Task directions: Every line of the data that contains the string "Sistema" must be copied.

Stored entries:

^^^^^^^^

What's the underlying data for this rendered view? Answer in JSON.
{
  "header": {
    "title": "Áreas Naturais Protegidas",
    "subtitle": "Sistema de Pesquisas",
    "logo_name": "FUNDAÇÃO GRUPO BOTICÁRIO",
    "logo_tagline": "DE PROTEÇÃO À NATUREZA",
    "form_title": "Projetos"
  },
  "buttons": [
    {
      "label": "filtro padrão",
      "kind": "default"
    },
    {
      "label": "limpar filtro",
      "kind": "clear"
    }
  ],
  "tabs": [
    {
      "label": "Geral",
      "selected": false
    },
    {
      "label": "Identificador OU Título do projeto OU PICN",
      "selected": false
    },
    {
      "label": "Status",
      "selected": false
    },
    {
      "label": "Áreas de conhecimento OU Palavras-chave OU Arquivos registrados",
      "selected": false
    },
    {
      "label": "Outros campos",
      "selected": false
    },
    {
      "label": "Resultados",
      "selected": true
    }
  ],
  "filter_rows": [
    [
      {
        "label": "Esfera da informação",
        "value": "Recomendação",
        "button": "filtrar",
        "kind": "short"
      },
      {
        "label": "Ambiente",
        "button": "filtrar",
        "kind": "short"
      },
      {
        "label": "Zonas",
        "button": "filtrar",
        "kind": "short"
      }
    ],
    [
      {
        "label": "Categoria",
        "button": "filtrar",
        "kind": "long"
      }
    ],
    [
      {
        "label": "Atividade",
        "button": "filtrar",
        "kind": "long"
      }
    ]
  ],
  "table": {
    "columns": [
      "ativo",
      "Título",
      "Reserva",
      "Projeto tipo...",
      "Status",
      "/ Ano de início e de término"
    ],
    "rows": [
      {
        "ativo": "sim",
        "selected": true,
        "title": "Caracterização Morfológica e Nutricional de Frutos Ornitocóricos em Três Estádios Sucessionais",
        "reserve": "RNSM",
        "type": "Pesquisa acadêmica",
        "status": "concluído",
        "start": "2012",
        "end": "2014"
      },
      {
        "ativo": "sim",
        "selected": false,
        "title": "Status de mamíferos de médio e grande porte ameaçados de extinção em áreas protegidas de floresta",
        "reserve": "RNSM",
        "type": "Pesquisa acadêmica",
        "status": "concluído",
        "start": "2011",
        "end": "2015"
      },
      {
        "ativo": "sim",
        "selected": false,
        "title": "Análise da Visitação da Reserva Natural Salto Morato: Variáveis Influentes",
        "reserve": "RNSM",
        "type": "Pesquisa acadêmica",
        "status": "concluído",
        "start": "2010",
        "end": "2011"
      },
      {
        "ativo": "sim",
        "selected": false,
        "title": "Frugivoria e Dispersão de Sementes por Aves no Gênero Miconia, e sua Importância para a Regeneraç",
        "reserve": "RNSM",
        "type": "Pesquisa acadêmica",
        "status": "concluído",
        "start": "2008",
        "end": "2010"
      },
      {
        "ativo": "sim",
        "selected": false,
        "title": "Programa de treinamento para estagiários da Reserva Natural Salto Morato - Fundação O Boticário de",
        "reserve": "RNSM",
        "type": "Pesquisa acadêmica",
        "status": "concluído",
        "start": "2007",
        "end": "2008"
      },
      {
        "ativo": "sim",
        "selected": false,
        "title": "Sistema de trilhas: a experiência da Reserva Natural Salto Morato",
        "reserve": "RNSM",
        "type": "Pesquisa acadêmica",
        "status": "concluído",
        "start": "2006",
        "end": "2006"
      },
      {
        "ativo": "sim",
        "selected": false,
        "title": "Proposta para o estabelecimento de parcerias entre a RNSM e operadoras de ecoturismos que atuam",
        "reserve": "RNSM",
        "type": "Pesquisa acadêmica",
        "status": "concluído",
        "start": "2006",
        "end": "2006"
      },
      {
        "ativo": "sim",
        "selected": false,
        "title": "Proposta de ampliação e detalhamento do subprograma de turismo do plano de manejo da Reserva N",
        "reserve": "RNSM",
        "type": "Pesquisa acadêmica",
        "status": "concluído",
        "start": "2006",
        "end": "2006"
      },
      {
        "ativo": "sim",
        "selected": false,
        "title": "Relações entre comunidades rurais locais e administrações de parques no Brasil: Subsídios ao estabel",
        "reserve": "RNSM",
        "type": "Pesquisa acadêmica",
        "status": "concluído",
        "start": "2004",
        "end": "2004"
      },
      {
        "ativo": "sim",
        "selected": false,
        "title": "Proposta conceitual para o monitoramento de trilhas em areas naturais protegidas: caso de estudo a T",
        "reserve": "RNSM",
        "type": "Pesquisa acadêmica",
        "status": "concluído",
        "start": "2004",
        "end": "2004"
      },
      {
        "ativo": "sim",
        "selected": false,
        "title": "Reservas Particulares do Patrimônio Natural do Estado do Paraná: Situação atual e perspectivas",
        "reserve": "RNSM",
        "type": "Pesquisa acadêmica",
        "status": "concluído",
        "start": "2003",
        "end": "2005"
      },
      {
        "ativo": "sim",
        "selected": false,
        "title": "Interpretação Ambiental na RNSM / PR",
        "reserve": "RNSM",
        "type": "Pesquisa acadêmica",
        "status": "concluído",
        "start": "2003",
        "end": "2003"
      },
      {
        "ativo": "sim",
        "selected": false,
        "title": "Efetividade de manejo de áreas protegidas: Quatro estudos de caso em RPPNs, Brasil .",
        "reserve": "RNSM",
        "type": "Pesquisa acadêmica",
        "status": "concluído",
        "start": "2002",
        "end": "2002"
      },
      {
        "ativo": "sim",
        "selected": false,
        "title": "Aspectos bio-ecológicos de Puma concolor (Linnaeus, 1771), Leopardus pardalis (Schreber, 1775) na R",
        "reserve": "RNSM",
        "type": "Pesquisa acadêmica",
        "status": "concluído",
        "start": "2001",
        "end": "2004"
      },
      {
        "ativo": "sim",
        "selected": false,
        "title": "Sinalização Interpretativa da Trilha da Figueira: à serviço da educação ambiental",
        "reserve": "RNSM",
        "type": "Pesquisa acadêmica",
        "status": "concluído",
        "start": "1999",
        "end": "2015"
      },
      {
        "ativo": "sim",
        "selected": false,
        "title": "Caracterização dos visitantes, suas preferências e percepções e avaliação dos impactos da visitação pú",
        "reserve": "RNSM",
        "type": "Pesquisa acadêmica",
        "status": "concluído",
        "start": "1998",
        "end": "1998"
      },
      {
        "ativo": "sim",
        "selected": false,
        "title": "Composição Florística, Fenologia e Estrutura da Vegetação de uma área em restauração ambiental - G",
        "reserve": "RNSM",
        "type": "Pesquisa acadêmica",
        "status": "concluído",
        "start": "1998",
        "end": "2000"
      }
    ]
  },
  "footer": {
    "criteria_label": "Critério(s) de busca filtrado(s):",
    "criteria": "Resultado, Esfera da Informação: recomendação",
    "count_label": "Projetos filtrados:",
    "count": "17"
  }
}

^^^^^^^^

Expected output:
    "subtitle": "Sistema de Pesquisas",
        "title": "Sistema de trilhas: a experiência da Reserva Natural Salto Morato",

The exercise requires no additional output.